Several authors have suggested that polychory is likely a much more common phenomenon than has been previously assumed (Ozinga et al. 2004, Vander Wall and Longland 2004) and can be more beneficial for the dispersing plant than single-phase dispersal (Vander Wall and Longland 2004). While these studies have largely concentrated on abiotic vectors and short-distance, second-phase dispersal by invertebrates and scatter-hoarding rodents, the impact of carnivores may be similarly important, particularly in discontinuous habitats. Secondary dispersal by carnivores is by no means exclusive of the types of diplochory defined by Vander Wall and Longland (2004); rather, it is very likely that further seed transport by ants, dung beetles, or scatter-hoarding rodents often occurs after seeds are deposited by the secondary disperser.
Our framework provides guidelines for future research, with predictions that should aid in targeting systems that are likely to be most affected by carnivore involvement in seed dispersal. In addition to disrupting heavy seed predation pressure, carnivores that intercept large proportions of a plant population's seeds and significantly alter the germination or recruitment success of seeds relative to the primary disperser will most likely be an important ecological force for the plant species and, possibly, the community structure. Another important role for far-ranging secondary dispersers may involve long-distance dispersal or gene flow between remote populations or habitat fragments. While carnivore effects will likely be small in most systems, such circumstances may indeed result in secondary seed dispersers significantly influencing plant range shifts, dispersal success, fitness, and potentially species viability.
It is currently unknown how important the phenomenon is ecologically, but given its potentially vast prevalence and the possible implications, it is possible that ignoring it could impair the interpretation of broad ecological patterns or hinder conservation efforts. Considering diploendozoochory as a part of the dispersal mechanism of plants can potentially improve modeling outcomes for range shifts due to climate change, or help explain current plant distributions, as historical effects of carnivores (or other large-bodied animals; Pakeman 2001) may have influenced plant movement rates. Where the secondary disperser facilitates different dispersal processes than are accomplished by other means of dispersal, carnivore involvement may have important consequences for the spread of invasive plant species, as well as the ability of plants to adapt to habitat loss and changing climatic conditions. Where such relationships exist, the extinction or decline of involved species can affect multiple trophic levels and disrupt ecosystem functions.
Anni Hämäläinen, Kate Broadley, Amanda Droghini, Jessica A. Haines, Clayton T. Lamb, Stan Boutin and Sophie Gilbert. 2017. The Ecological Significance of Secondary Seed Dispersal by Carnivores. Ecosphere. 8(2) DOI: 10.1002/ecs2.1685

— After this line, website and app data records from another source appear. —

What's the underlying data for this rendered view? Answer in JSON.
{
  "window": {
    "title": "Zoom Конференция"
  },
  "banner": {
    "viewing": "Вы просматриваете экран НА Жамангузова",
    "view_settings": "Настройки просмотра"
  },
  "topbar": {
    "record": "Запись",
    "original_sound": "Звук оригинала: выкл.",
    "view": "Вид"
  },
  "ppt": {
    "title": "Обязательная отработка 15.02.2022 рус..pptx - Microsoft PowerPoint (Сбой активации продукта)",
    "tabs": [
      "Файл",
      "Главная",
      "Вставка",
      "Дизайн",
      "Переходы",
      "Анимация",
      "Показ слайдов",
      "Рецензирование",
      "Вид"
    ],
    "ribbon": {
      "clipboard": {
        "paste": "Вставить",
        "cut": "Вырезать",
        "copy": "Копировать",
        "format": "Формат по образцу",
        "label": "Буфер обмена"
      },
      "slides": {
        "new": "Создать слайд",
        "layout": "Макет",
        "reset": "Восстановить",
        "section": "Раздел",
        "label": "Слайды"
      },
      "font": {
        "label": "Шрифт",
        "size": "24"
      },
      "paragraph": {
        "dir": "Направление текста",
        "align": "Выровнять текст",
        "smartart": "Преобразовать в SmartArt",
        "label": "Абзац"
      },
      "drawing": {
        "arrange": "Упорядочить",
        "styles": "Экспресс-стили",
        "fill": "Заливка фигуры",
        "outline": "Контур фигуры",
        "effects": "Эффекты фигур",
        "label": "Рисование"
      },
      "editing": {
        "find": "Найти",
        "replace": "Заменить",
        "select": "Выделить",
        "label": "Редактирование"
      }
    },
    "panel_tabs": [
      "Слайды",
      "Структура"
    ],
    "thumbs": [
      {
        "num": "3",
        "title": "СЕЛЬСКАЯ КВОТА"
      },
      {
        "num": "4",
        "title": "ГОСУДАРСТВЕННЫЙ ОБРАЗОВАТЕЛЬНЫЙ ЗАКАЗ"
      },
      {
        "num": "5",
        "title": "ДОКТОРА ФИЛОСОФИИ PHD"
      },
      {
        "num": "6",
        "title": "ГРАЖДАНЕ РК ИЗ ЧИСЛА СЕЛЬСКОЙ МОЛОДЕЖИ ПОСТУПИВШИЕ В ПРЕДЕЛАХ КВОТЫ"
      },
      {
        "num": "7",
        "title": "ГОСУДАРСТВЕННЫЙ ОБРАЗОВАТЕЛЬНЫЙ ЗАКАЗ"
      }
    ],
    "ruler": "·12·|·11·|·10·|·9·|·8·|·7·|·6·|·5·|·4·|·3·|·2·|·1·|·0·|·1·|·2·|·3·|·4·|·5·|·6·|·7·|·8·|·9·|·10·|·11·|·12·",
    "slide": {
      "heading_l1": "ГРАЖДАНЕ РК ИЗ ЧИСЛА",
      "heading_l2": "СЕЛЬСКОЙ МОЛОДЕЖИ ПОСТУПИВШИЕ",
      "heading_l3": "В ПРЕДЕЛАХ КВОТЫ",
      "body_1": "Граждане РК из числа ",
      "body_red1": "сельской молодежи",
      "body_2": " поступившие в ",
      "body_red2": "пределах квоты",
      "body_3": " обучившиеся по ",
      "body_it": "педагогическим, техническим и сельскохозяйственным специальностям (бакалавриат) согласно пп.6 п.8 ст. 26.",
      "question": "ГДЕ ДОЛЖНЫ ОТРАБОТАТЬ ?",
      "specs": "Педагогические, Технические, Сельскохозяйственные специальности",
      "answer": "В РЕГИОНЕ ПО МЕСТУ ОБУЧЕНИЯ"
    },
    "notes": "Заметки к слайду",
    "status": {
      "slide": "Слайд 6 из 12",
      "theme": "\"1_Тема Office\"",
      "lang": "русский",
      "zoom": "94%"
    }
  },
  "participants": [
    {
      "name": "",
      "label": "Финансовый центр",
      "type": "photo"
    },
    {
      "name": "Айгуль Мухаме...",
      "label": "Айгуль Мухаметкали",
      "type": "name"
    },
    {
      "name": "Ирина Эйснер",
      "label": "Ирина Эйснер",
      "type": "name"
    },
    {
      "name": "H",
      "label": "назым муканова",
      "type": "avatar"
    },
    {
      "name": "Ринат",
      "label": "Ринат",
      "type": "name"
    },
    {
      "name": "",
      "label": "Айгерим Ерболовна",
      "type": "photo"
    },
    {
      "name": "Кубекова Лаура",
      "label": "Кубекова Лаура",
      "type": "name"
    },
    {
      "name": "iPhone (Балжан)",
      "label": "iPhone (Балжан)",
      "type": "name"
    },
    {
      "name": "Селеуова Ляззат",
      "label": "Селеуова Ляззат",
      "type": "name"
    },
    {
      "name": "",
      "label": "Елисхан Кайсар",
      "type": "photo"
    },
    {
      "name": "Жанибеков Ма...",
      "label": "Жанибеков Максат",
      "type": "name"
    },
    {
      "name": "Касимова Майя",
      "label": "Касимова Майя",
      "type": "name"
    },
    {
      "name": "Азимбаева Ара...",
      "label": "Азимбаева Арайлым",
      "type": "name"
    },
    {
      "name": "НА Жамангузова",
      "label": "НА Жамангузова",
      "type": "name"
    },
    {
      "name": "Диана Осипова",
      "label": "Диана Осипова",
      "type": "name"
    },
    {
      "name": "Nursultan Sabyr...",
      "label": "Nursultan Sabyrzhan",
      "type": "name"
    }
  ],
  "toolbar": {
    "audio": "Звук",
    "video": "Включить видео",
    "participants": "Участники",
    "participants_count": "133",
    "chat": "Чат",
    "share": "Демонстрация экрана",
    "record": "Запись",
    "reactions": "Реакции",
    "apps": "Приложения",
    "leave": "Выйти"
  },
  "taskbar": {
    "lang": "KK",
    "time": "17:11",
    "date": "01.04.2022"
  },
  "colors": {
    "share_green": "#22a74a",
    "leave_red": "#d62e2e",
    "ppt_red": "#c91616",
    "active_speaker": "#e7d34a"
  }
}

Research shows secondary seed dispersal by predator animals is important for recolonization of plants http://phy.so/407067281 via @physorg_com